College of Education and College of Engineering faculty will develop and enhance learning and instructional technologies that will change the landscape of learning nationally and internationally. Advancements will dramatically improve learning outcomes and optimize learning experiences for learners of all ages.

The A to Z’s of Early Childhood

The Anita Zucker Center for Excellence in Early Childhood Studies will establish a dynamic communications hub that disseminates actionable information to guide early childhood practice and policy and elevate the university as a leader in the science of early childhood. In collaboration with fellow UF colleges, centers and entities, information will be distributed to practitioners, policymakers and families across the country and globe.

Scientist in Every Florida School
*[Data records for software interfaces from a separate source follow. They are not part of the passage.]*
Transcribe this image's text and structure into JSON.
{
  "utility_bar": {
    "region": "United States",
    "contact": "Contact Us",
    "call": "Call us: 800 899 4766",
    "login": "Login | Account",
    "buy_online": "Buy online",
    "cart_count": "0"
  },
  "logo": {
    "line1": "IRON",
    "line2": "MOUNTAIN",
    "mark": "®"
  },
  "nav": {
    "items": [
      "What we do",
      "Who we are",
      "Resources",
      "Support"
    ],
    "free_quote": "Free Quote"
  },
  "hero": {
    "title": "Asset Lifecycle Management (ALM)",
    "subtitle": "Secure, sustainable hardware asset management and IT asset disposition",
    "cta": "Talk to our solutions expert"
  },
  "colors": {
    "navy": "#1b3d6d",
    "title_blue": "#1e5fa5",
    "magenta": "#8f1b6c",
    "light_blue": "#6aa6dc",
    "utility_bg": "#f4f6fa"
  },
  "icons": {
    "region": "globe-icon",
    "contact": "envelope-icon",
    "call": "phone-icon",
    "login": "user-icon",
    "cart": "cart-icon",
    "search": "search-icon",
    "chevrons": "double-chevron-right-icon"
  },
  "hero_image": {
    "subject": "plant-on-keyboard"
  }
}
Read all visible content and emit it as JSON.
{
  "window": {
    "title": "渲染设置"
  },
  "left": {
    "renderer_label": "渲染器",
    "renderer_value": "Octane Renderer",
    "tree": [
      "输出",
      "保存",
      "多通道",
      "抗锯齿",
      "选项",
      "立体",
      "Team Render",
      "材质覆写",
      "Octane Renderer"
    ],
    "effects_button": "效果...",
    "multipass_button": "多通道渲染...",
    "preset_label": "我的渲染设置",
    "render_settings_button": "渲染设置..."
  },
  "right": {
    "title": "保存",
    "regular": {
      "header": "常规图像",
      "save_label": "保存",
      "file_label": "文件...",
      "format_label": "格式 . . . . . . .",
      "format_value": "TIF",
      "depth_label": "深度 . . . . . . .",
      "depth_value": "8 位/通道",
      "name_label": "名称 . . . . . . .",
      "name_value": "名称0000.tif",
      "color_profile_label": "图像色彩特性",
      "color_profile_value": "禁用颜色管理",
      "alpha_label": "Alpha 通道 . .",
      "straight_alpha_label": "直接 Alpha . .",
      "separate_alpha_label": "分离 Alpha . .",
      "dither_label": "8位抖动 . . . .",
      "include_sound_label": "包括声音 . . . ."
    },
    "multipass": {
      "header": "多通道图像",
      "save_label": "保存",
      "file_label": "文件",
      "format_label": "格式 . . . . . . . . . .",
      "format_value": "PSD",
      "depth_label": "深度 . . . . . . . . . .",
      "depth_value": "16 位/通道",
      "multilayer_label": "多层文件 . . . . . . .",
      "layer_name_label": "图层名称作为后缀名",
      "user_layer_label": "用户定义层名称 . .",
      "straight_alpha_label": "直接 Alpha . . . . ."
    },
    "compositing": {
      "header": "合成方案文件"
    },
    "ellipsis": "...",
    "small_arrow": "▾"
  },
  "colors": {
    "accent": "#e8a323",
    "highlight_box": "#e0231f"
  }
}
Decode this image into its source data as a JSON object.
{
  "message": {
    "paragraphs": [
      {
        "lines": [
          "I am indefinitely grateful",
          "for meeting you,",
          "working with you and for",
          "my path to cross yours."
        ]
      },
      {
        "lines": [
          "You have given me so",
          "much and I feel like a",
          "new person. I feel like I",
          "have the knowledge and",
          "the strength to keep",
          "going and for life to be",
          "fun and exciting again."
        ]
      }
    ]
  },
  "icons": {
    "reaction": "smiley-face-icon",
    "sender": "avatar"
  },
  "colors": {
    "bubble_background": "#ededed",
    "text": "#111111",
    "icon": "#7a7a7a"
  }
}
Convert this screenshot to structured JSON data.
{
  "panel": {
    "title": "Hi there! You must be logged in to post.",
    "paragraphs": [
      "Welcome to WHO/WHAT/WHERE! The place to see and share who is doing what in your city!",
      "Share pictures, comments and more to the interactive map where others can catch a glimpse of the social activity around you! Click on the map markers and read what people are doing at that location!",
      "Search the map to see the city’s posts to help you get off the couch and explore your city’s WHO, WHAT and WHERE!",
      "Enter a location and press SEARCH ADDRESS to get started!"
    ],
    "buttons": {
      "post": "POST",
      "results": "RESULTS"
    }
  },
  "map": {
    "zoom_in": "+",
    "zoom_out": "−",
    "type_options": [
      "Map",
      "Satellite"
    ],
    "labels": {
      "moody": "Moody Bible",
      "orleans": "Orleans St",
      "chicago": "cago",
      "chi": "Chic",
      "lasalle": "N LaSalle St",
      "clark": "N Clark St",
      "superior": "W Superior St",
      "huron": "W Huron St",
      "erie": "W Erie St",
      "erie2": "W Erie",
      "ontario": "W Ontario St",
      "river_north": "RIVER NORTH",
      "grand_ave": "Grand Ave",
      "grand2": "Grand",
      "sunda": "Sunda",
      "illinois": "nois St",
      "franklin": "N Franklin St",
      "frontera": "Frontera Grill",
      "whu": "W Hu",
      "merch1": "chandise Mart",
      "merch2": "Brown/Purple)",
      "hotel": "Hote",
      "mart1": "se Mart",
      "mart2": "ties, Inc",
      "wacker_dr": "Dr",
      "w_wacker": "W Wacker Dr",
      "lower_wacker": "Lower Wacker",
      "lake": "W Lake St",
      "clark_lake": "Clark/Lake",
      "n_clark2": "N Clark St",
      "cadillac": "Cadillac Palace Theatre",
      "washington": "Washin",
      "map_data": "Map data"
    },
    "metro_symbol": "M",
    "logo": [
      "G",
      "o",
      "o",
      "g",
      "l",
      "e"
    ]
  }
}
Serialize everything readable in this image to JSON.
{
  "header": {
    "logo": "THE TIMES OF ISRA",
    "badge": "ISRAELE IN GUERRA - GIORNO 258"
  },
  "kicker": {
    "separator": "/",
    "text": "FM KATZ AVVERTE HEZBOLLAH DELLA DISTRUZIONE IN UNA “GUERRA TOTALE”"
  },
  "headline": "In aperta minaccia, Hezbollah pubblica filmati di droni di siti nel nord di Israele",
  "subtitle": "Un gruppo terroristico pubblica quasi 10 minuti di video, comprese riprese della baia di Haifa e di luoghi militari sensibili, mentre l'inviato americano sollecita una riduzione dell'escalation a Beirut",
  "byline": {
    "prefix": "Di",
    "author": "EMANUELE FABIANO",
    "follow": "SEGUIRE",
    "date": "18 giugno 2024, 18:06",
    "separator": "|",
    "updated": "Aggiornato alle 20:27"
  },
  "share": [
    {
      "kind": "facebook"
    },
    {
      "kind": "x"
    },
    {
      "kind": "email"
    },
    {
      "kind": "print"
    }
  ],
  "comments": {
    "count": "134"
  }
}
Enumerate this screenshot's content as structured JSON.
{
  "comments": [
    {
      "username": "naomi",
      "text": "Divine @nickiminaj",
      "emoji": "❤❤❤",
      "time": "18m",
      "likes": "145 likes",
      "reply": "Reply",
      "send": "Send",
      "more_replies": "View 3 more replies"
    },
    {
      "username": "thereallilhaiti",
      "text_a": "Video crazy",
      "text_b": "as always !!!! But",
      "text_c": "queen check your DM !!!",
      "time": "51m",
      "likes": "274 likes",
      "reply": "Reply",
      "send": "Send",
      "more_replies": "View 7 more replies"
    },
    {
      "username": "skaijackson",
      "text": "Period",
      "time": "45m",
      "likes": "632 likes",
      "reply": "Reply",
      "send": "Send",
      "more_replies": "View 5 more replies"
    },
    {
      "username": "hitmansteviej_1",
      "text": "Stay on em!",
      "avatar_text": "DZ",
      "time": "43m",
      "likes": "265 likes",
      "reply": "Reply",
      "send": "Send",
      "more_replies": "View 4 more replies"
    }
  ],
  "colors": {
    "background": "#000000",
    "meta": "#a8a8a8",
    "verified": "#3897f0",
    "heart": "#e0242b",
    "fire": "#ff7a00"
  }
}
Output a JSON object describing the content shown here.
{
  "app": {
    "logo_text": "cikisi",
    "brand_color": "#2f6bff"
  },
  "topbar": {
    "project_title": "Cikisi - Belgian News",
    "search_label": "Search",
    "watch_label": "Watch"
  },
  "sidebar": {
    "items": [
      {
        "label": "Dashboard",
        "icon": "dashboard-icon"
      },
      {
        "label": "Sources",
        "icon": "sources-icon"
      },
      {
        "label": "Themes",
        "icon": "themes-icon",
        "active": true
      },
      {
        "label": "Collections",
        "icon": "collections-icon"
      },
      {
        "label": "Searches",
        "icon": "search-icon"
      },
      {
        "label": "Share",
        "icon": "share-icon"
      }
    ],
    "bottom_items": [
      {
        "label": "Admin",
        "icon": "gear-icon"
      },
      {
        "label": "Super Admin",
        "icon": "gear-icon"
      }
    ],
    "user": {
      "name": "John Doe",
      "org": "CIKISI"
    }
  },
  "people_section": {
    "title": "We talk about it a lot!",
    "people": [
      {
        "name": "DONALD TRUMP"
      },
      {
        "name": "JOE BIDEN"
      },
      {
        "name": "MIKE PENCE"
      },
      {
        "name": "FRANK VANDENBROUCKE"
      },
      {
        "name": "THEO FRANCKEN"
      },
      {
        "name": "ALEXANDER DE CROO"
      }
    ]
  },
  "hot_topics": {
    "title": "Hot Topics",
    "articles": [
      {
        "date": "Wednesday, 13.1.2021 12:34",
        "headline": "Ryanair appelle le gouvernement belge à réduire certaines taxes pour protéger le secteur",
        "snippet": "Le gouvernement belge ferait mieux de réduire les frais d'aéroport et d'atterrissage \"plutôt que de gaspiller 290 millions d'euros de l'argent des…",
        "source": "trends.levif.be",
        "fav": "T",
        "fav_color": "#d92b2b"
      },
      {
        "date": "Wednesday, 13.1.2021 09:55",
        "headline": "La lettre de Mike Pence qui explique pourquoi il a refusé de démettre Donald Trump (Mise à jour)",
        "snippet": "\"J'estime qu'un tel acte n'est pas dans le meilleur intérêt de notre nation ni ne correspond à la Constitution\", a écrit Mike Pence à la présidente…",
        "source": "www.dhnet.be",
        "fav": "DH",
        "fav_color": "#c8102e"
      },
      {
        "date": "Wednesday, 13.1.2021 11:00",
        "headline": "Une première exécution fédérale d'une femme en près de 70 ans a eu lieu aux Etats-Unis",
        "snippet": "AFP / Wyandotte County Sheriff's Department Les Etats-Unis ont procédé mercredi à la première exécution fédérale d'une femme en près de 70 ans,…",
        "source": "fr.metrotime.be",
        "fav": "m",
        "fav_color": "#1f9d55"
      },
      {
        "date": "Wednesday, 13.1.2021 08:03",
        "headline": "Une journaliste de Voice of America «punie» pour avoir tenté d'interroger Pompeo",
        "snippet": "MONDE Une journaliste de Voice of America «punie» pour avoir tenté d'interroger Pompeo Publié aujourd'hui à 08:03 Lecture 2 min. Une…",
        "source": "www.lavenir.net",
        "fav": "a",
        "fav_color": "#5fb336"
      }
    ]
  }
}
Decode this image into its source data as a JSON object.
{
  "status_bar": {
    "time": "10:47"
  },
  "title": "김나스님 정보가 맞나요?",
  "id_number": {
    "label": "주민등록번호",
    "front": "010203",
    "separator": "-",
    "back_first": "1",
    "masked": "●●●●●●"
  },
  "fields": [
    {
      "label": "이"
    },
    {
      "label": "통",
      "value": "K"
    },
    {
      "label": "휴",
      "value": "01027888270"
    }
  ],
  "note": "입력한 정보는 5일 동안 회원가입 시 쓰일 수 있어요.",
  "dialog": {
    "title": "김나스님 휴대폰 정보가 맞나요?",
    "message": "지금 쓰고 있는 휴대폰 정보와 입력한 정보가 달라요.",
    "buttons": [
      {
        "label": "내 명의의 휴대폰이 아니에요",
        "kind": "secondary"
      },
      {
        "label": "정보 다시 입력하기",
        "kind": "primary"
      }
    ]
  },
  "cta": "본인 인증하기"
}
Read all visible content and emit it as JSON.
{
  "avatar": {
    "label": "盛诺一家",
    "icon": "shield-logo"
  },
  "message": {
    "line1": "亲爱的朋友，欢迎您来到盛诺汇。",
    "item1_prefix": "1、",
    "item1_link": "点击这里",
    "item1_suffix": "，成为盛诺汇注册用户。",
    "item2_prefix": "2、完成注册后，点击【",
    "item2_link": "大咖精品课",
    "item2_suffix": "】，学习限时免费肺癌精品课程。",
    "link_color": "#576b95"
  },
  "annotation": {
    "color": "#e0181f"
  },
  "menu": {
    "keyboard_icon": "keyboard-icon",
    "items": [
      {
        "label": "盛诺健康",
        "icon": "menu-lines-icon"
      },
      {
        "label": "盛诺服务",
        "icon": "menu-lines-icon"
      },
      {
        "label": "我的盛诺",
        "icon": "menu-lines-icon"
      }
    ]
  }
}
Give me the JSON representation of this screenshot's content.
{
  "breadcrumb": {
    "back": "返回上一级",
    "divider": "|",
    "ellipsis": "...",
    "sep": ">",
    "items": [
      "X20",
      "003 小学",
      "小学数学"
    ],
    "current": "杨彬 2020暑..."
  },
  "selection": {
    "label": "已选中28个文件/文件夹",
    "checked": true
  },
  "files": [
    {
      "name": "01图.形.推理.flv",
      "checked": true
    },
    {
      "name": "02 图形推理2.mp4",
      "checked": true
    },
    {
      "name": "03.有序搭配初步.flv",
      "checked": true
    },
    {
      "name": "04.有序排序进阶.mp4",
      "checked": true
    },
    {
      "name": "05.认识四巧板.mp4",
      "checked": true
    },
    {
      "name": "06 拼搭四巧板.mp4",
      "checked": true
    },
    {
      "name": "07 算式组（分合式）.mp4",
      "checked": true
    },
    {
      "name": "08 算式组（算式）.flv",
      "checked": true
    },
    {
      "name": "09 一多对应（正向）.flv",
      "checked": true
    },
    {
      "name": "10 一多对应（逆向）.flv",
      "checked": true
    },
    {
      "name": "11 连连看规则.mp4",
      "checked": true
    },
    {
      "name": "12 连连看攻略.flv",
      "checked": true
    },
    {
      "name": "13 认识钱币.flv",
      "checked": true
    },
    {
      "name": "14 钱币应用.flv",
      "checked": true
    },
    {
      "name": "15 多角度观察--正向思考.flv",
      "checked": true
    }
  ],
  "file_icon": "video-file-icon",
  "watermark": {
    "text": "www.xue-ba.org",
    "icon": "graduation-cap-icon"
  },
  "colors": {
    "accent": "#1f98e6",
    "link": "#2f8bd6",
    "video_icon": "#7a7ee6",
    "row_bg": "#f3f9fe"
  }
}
Antonenko will work alongside the Florida Museum of Natural History and Thompson Institute to provide the 2.6 million K-12 students in Florida access to UF researchers via virtual and in-person classroom visits and offer their teachers networking opportunities to enhance their scientific knowledge. The program expects to see increased student achievement, expanded knowledge of the STEM field and its careers and improved teaching practices in science classrooms across the state.

Through the university-wide initiative, UF aspires to redefine the role of a land-grant university and solidify its standing as one of the most comprehensive universities in the country. As the challenges impacting society are interconnected, combining expertise from various fields of study is the only way to improve life for humankind and drive lasting change.

Funded programs will be conducted for up to four years, though the challenges facing society will not necessarily be solved in that timespan. However, results will be measured each semester to track progress toward viable solutions. To learn more about these audacious initiatives, visit UF Advancement.